Today's News

  • Inter-Canyon Fire District switching financial institutions

    The Inter-Canyon Fire Protection District will switch financial institutions in an attempt to stop fraudulent withdrawals from the district’s Wells Fargo checking account.
    Although Wells Fargo reimbursed all of the money, Inter-Canyon’s board of directors determined it had no choice but to make a change.  
    “The account is definitely contaminated,” Karl Firor, Inter-Canyon’s treasurer, said of the Wells Fargo account. “(The bank) caught them. We obviously stopped them, but we need to stop this account.”

  • Temporary closure of Maxwell Falls mulled

    The Evergreen Fire Protection District is joining the Elk Creek Fire Protection District in its support for at least temporarily closing access to Maxwell Falls, citing concerns over increased illegal fires in the area.
    Discussed at the monthly Evergreen fire board meeting on July 11, the issue was first brought up by Connell O’Brien, an Evergreen Fire/Rescue firefighter and president of the Evergreen Volunteer Fire Department, during his report on the department’s operations.

  • Reprieve for the disabled: Bailey horse therapy haven caters to the physically challenged

    Twenty minutes outside of Bailey, there’s a place where every body is the same — even if some of those bodies look different on the outside, function differently on the inside, and sometimes operate with the help of wheelchairs, canes and other aids.
    It’s a place on 35 acres of private property, obscured by a grove of trees that stretch higher than high, and noticeable only by a roped-off horse arena and a shed that serves as an office.

  • Community turns out to meet Jeffco’s new superintendent

    Ten days into his tenure as Jeffco Public Schools’ new superintendent, Jason Glass hit the ground running July 10 with a whirlwind of hour-long community meetings across the entirety of Jeffco.

    Aimed at giving the public an opportunity to meet Glass and ask questions town hall-style, the tour began at a Westminster Village Inn restaurant and wound down at The Wild Game in Evergreen.

  • The top of the world: Morrison slackliner breaks world record

    At the top of a mountain, gazing out at the vast wilderness below, there is a sense of stillness.

    For many, there also is a rush of adrenaline, and maybe — for some — a bit of fear.

    As Taylor VanAllen harnesses himself in, removes his shoes, balances on a 1-inch piece of webbing and takes his first step away from solid ground, he draws on these very feelings.
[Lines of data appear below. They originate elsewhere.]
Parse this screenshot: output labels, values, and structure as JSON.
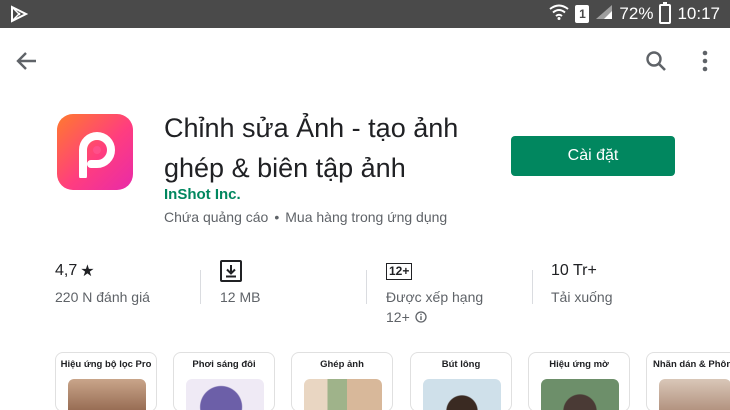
{
  "status_bar": {
    "battery": "72%",
    "time": "10:17",
    "sim_label": "1"
  },
  "app_bar": {
    "back_icon": "arrow-left-icon",
    "search_icon": "search-icon",
    "more_icon": "more-vert-icon"
  },
  "app": {
    "title": "Chỉnh sửa Ảnh - tạo ảnh ghép & biên tập ảnh",
    "developer": "InShot Inc.",
    "contains_ads": "Chứa quảng cáo",
    "bullet": "•",
    "in_app_purchases": "Mua hàng trong ứng dụng",
    "install_label": "Cài đặt",
    "accent_color": "#01875f"
  },
  "stats": {
    "rating": "4,7",
    "rating_star": "★",
    "reviews": "220 N đánh giá",
    "size": "12 MB",
    "content_badge": "12+",
    "content_label": "Được xếp hạng",
    "content_value": "12+",
    "downloads": "10 Tr+",
    "downloads_label": "Tải xuống"
  },
  "screenshots": [
    {
      "caption": "Hiệu ứng bộ lọc Pro"
    },
    {
      "caption": "Phơi sáng đôi"
    },
    {
      "caption": "Ghép ảnh"
    },
    {
      "caption": "Bút lông"
    },
    {
      "caption": "Hiệu ứng mờ"
    },
    {
      "caption": "Nhãn dán & Phông"
    }
  ]
}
Despite more than seven years of practice, the 26-year-old slackliner is not without fear.

  • Sprucing up history: Volunteers restore century-old shelters on trail to Mount Evans

    Imagine hiking to Mount Evans 100 years ago — and stopping at two new shelters in Clear Creek County that provide some respite from weather and wildlife along the way.

    Fast-forward to Saturday, and 15 volunteers hiked to the same spot to refurbish them, so hikers in the next century can enjoy the shelters — and the history — they provide.

  • Evergreen family riding in Courage Classic in son’s honor

    Seven-year-old Fynn Cox fought an uphill medical battle since he was born.

    Despite dealing with lesions on his brain, autism, a genetic disorder and finally a malignant brain tumor in his short life — the youngster lived each day to the fullest.

    His fight ended on April 9, and Fynn’s family is riding bicycles in the Courage Classic July 22-23 to benefit the Center for Cancer and Blood Disorders at Children’s Hospital Colorado.

  • Inaugural Evergreen Lake paddleboard race was a win

    Despite only having paddleboarded twice, I was excited to see the Evergreen Park & Recreation District hosting the inaugural paddleboard races Saturday morning. So excited, in fact, that I asked my editor if I could cover the races from a first-person perspective — that is, as a participant.

    “Sure,” he said, “just don’t win.”

    “Yeah, that’s not going to be a problem,” I told him.

  • Artwork finds new homes with Summerfest attendees

    All weekend, Summerfest patrons found types of art to enjoy and appreciate.

    While some art forms were more temporary by nature — namely, live music, food and brewed refreshments — the more tactile and permanent works of art were the main attraction Saturday and Sunday at Buchanan Park.

    The 35th annual Summerfest offered attendees an opportunity to connect with artists and add unique works to their homes, yards, offices, wardrobes and jewelry collections.

  • Bereaved kids find friends, support at summer camp

    Editor’s Note: The campers’ names have been changed to protect their privacy.

    One-by-one on Friday night, 53 kids took turns passing the talking stick around the circle, introducing themselves and describing who they had lost.

    “My name is Tom; my dad died,” one 6-year-old shared. “He was a great singer, and I loved him.”